WORK TASK: Repeat each entry word for word.

Page and application data records
* * * * *

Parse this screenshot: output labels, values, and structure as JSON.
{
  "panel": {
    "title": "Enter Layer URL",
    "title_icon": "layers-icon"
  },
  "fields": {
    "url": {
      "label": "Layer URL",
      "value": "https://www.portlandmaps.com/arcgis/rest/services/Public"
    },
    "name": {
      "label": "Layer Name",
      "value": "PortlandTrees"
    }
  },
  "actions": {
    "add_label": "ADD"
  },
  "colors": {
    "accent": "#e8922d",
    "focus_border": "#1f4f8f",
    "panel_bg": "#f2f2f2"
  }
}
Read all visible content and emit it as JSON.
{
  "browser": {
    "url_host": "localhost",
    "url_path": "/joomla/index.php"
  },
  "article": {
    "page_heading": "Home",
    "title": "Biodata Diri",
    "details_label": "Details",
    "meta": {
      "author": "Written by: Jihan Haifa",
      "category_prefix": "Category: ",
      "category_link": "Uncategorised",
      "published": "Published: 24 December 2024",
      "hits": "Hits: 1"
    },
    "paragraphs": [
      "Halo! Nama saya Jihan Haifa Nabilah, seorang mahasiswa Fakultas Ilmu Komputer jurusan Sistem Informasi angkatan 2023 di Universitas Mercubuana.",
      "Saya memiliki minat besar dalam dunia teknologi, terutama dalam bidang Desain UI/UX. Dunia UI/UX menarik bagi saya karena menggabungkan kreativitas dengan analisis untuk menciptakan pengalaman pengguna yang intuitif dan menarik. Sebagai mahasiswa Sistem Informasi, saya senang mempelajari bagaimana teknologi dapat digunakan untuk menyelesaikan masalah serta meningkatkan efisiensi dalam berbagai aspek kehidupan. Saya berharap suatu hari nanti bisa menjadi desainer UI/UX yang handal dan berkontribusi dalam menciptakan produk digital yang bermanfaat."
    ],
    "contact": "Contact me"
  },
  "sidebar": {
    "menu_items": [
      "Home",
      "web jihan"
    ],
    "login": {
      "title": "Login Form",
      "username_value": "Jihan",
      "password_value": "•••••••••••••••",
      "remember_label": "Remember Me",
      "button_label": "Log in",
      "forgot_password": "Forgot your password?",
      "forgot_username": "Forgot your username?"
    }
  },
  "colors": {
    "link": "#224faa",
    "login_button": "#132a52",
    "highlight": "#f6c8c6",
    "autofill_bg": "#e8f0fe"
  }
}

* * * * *

FINISHED EXERCISE:
Parse this screenshot: output labels, values, and structure as JSON.
{
  "panel": {
    "title": "Enter Layer URL",
    "title_icon": "layers-icon"
  },
  "fields": {
    "url": {
      "label": "Layer URL",
      "value": "https://www.portlandmaps.com/arcgis/rest/services/Public"
    },
    "name": {
      "label": "Layer Name",
      "value": "PortlandTrees"
    }
  },
  "actions": {
    "add_label": "ADD"
  },
  "colors": {
    "accent": "#e8922d",
    "focus_border": "#1f4f8f",
    "panel_bg": "#f2f2f2"
  }
}
Read all visible content and emit it as JSON.
{
  "browser": {
    "url_host": "localhost",
    "url_path": "/joomla/index.php"
  },
  "article": {
    "page_heading": "Home",
    "title": "Biodata Diri",
    "details_label": "Details",
    "meta": {
      "author": "Written by: Jihan Haifa",
      "category_prefix": "Category: ",
      "category_link": "Uncategorised",
      "published": "Published: 24 December 2024",
      "hits": "Hits: 1"
    },
    "paragraphs": [
      "Halo! Nama saya Jihan Haifa Nabilah, seorang mahasiswa Fakultas Ilmu Komputer jurusan Sistem Informasi angkatan 2023 di Universitas Mercubuana.",
      "Saya memiliki minat besar dalam dunia teknologi, terutama dalam bidang Desain UI/UX. Dunia UI/UX menarik bagi saya karena menggabungkan kreativitas dengan analisis untuk menciptakan pengalaman pengguna yang intuitif dan menarik. Sebagai mahasiswa Sistem Informasi, saya senang mempelajari bagaimana teknologi dapat digunakan untuk menyelesaikan masalah serta meningkatkan efisiensi dalam berbagai aspek kehidupan. Saya berharap suatu hari nanti bisa menjadi desainer UI/UX yang handal dan berkontribusi dalam menciptakan produk digital yang bermanfaat."
    ],
    "contact": "Contact me"
  },
  "sidebar": {
    "menu_items": [
      "Home",
      "web jihan"
    ],
    "login": {
      "title": "Login Form",
      "username_value": "Jihan",
      "password_value": "•••••••••••••••",
      "remember_label": "Remember Me",
      "button_label": "Log in",
      "forgot_password": "Forgot your password?",
      "forgot_username": "Forgot your username?"
    }
  },
  "colors": {
    "link": "#224faa",
    "login_button": "#132a52",
    "highlight": "#f6c8c6",
    "autofill_bg": "#e8f0fe"
  }
}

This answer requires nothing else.